| Work required |
Can the data below be echoed back word for word?

:::

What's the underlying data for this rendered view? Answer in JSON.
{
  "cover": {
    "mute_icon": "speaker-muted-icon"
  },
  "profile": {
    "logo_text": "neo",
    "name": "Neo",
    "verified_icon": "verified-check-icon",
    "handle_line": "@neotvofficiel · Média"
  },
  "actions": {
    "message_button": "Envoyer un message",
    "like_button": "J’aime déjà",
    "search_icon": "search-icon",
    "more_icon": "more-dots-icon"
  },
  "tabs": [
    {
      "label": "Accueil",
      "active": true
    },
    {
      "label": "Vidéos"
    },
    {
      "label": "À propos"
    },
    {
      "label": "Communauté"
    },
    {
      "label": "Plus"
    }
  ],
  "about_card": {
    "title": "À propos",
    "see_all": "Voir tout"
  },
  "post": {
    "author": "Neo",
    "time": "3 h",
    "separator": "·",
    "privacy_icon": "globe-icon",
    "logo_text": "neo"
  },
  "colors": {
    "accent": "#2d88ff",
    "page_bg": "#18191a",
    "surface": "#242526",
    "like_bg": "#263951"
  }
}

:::

| Answer box |
What's the underlying data for this rendered view? Answer in JSON.
{
  "cover": {
    "mute_icon": "speaker-muted-icon"
  },
  "profile": {
    "logo_text": "neo",
    "name": "Neo",
    "verified_icon": "verified-check-icon",
    "handle_line": "@neotvofficiel · Média"
  },
  "actions": {
    "message_button": "Envoyer un message",
    "like_button": "J’aime déjà",
    "search_icon": "search-icon",
    "more_icon": "more-dots-icon"
  },
  "tabs": [
    {
      "label": "Accueil",
      "active": true
    },
    {
      "label": "Vidéos"
    },
    {
      "label": "À propos"
    },
    {
      "label": "Communauté"
    },
    {
      "label": "Plus"
    }
  ],
  "about_card": {
    "title": "À propos",
    "see_all": "Voir tout"
  },
  "post": {
    "author": "Neo",
    "time": "3 h",
    "separator": "·",
    "privacy_icon": "globe-icon",
    "logo_text": "neo"
  },
  "colors": {
    "accent": "#2d88ff",
    "page_bg": "#18191a",
    "surface": "#242526",
    "like_bg": "#263951"
  }
}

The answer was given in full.